"Fagus sylvatica ‘Tricolor’ is not known to exist in this country. In fact it is only rumored to still be present in France. ‘Tricolor’ is a white-leafed tree, with each leaf possessing a few green spots and a pink margin. It is probably lost to cultivation. The tree sold under that name in this country is really ‘Roseomarginata’, a purple-leafed beech with an irregular pink margin, becoming somewhat bronzed by the end of summer with the pink fading. ‘Purpurea Tricolor’ is an attempt to bridge the incorrect name of ‘Tricolor’ with the correct name of ‘Roseomarginata’, which it received in 1888."

So, Fagus sylvatica ‘Roseomarginata’ is likely the most correct name of the trees you are seeing at nurseries.


 o
RE: TriColor Beech Scientific Name & Sun Tolerance

  • Posted by whaas 5a Milwaukee (My Page) on
    Mon, Aug 2, 10 at 9:27

Although the color isn't attractive, as long as its not scrotched or defoliating who cares if it loses its purple and pink margins, right? Long as it lasts a couple months.

I have a serviceberry that is struggling...Fagus sylvatica ‘Roseomarginata’ is waiting in line.


 o
RE: TriColor Beech Scientific Name & Sun Tolerance

  • Posted by botann z8 SEof Seattle (My Page) on
    Mon, Aug 2, 10 at 10:47

Mine is about twenty feet tall. Here's a branch.

Fagus sylvatica,'Roseomarginata'


 o
RE: TriColor Beech Scientific Name & Sun Tolerance

Color of one at Missouri Botanical Gardens a couple of weeks ago.

Photobucket


 o Post a Follow-Up

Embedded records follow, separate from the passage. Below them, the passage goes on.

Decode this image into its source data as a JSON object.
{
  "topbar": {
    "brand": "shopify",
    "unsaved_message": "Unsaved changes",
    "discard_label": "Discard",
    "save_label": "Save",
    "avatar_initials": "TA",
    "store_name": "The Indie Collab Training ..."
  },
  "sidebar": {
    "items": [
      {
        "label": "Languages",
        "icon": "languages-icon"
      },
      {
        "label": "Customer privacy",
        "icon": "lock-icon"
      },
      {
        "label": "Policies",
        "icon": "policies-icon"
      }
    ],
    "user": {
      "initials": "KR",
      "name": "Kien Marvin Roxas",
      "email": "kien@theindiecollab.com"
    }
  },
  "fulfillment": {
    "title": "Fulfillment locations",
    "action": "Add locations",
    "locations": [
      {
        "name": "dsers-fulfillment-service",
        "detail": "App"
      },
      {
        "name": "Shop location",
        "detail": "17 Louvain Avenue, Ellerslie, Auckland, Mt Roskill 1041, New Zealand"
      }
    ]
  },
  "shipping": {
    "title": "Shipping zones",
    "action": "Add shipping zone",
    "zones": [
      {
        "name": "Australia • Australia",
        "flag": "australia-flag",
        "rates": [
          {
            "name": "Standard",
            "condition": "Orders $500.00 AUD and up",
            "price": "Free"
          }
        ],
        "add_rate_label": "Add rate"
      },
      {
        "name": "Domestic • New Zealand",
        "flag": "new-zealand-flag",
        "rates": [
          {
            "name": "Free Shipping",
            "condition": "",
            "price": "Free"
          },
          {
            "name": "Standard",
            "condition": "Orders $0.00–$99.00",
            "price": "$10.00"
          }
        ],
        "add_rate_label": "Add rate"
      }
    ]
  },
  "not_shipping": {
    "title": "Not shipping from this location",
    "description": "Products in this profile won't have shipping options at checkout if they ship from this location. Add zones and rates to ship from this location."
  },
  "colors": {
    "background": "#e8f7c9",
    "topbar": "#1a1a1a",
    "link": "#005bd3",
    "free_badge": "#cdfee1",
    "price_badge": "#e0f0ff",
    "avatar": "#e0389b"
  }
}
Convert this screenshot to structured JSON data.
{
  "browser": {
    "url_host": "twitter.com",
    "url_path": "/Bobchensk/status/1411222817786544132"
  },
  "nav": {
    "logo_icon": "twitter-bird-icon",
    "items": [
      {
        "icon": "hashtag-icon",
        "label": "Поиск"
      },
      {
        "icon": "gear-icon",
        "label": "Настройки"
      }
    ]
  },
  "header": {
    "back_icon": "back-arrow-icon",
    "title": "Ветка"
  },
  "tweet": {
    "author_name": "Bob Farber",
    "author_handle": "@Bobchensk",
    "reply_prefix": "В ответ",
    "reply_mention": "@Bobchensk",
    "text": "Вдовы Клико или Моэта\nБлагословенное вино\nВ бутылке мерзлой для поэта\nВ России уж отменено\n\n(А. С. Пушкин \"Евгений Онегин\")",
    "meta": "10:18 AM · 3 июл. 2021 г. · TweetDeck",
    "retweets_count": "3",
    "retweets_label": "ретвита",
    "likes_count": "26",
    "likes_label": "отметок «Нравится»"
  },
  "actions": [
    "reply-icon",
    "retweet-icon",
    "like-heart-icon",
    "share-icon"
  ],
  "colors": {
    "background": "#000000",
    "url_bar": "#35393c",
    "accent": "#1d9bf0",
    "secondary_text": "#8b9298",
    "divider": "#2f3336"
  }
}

Please Note: Only registered members are able to post messages to this forum.

    If you are a member, please log in.

    If you aren't yet a member, join now!


Return to the Trees Forum

Information about Posting

  • You must be logged in to post a message. Once you are logged in, a posting window will appear at the bottom of the messages. If you are not a member, please register for an account.
  • Posting is a two-step process. Once you have composed your message, you will be taken to the preview page. You will then have a chance to review your post, make changes and upload photos.
  • After posting your message, you may need to refresh the forum page in order to see it.
  • Before posting copyrighted material, please read about Copyright and Fair Use.
  • We have a strict no-advertising policy!
  • If you would like to practice posting or uploading photos, please visit our Test forum.
  • If you need assistance, please Contact Us and we will be happy to help.


Learn more about in-text links on this page here